In a recent conversation with a chief technology officer, he asserted all digital technology changes in his organisation were being led by IT and not by marketing. It made me wonder: How long a marketing function like this could survive?
A recent study by Forbes Insights, sponsored by Oracle Marketing Cloud, found that 60 per cent of marketing executives say their roles and responsibilities have changed significantly over the past two years due to the influx of new technologies, and the growing expectation from consumers around seamless and personalised messaging.
However, too much change at once isn’t easy. In fact, nearly half of the survey respondents (48 per cent) said that evolving brand and agency roles are actually making successful collaboration more difficult.
Nevertheless, marketing stakeholders must commit to fostering improved collaboration with their brand and agency counterparts, without losing focus on increasing sales, attracting and retaining customers, and enhancing brand awareness. So how can execs forge better relationships with brand or agency peers, while achieving all the other imperatives that define marketing success today?
The Forbes Insights/Oracle Marketing Cloud report recommends focus on these four key areas:
1. Mine and track all of today’s rich sources of data
Agency and brand stakeholders must challenge themselves to analyse and apply consumer data in more sophisticated ways. Some are even hiring data scientists and others outside of the traditional marketing discipline to help in these efforts.
One common roadblock among marketers today is a failure to gauge the effectiveness of programs due to unreported results. Noting important data and the attribution of data sources are essential for understanding the effectiveness of marketing campaigns and knowing which investments will deliver the best results.

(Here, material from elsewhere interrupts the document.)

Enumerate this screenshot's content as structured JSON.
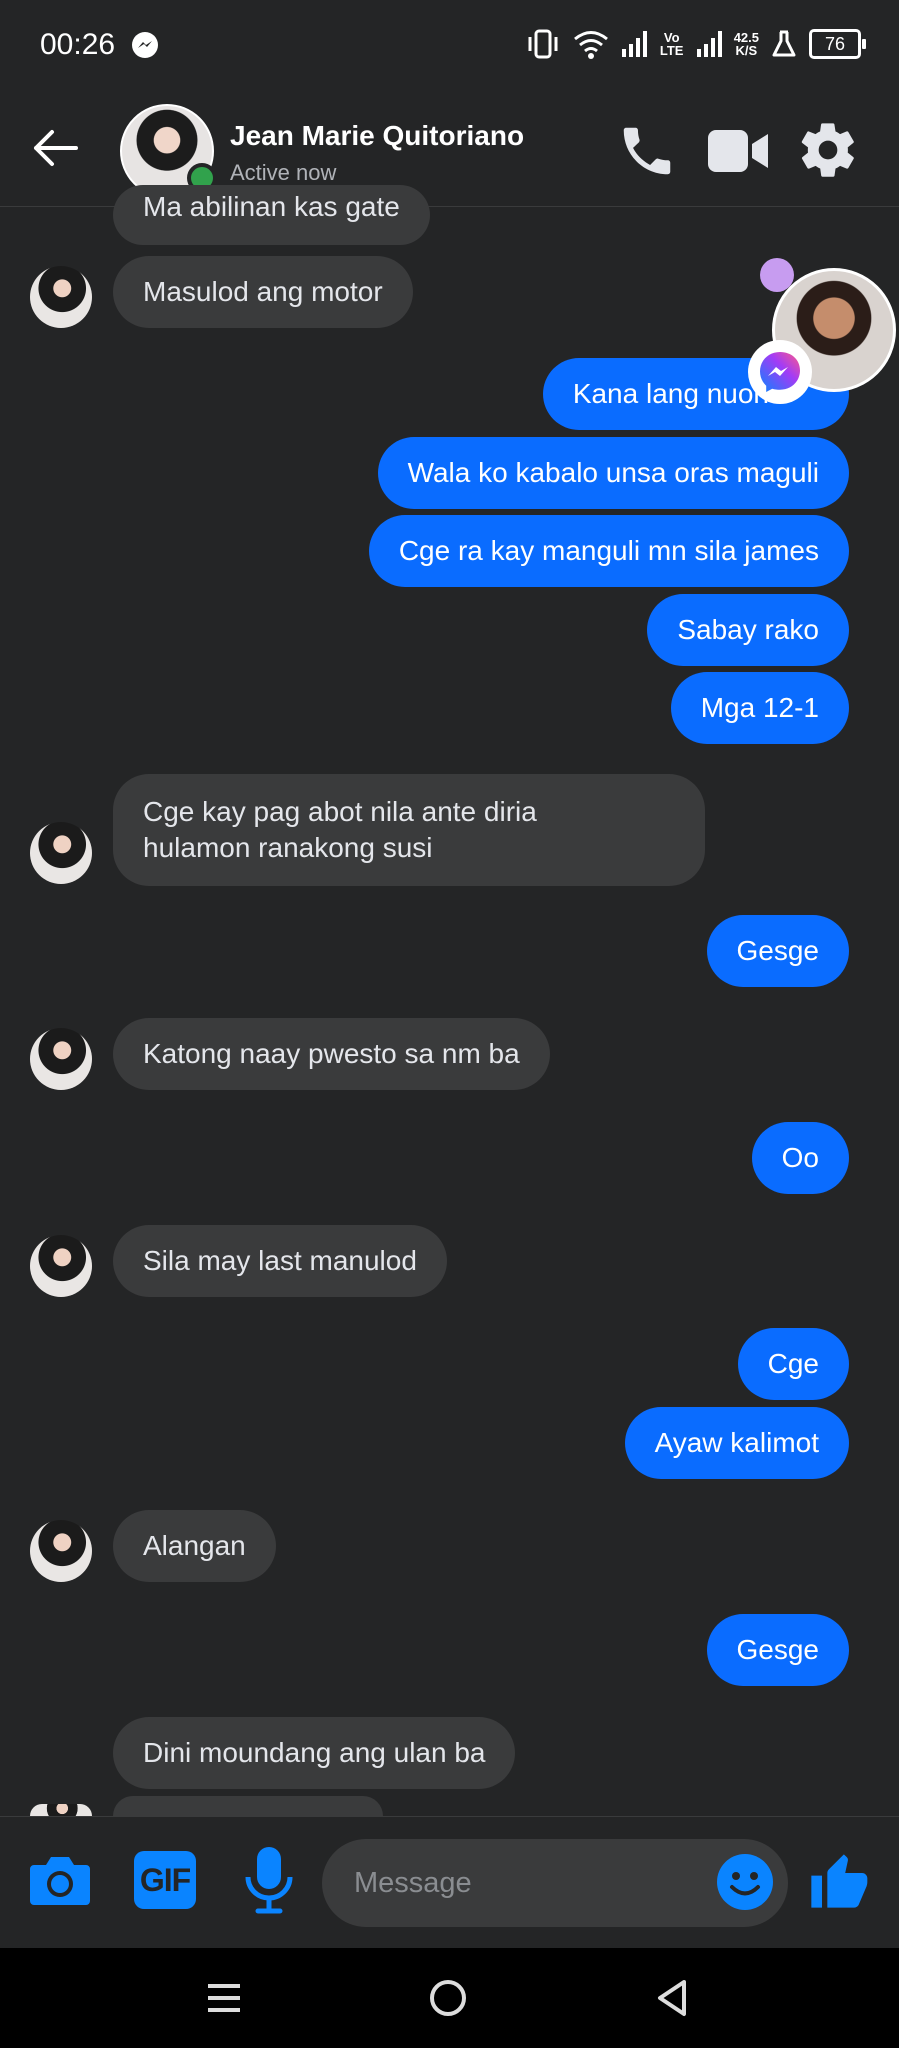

Once you have good data tracking and analysis in place, the report recommends finding ways to share this data with your brand/agency counterparts to come up with a collaborative data-driven strategy that will lead to greater insights and longer lasting impacts with consumers
2. Capitalise on the latest technologies
The latest digital technologies are powering marketing efforts for agencies and marketing organisations alike. It’s a good sign that many respondents to the Forbes Insights/Oracle Marketing Cloud survey say they plan to make new investments in communication and information sharing technologies with brand/agency counterparts.
Digital marketing has moved far beyond the world of simple email. Today, many organisations are using sophisticated, multi-faceted and cohesive digital communications to build brands and create and foster seamless customer experiences across channels and touch points.
The survey shows that amongst the most widely deployed applications are social networking tools, web analytics, digital advertising platforms, marketing automation systems and multichannel campaign management programs. Further, the most sought-after features moving forward include social marketing capabilities, collaboration tools, analytics, the ability to create and publish content tailored for specific customer personas, and integration with existing resources or platforms.
Oracle Marketing Cloud’s first ever Japan/Asia Pacific LookBook identifies how top brands like Mitsubishi, Forever New, Telstra and Woolworths have willingly broke the rules of design and content to engage and challenge their audience. The tone and aim of each campaign varies according to each product or message, but each succeeds because the use of digital technology uniquely showcases engaging design and content that conveys the essence of the brand.
3. Enhance professional and personal skills
Changing demands mean agencies and brands require new skillsets to be successful. Though technology is crucial, it is the complementary talent pool built around new systems that will ensure growth.
Flexibility is a quality that should permeate all levels of a marketing organisation, the report says. Finding people with a broad understanding of businesses and digital tools, as opposed to just the marketing function, will drive positive change over time.
In fact, the survey shows that some agencies are even going further with their staff makeup by hiring talent from outside of traditional marketing, such as people with backgrounds in data science, consulting and finance in order to foster growth from external influences and perspectives.
The positioning of a brand can make a difference, as is the case for Dan Murphy, a case study in the JAPAC Lookbook, who have turned their business model on the head, moving from a Retailer to that of a Product Expert. As a source of expertise and knowledge in the alcohol landscape, the retailer scoops new audiences without resorting to discount advertising.
4. Balance local and global imperatives
As many brands have a global reach, agencies must pay attention to regional differences across various international markets, as brands cannot effectively connect with local customers without a strong regional presence.
A good case in point is that Japanese food retailers uses hand drawn aesthetic which appeals to their culture and is the ‘cuteness’ factor is what defines a valuable quality for most products.
Findings in the survey show that customising campaigns for each unique market ultimately affects how products get launched, and takes into account how one product’s set of features and benefits are developed in one area of the world versus another. Top local considerations should include what existing technology foundations are prevalent in a target country, as well as what cultural characteristics must be addressed.
Creating region-specific marketing teams can also provide a cross-fertilization of ideas, so a best practice uncovered in one region can be adopted elsewhere.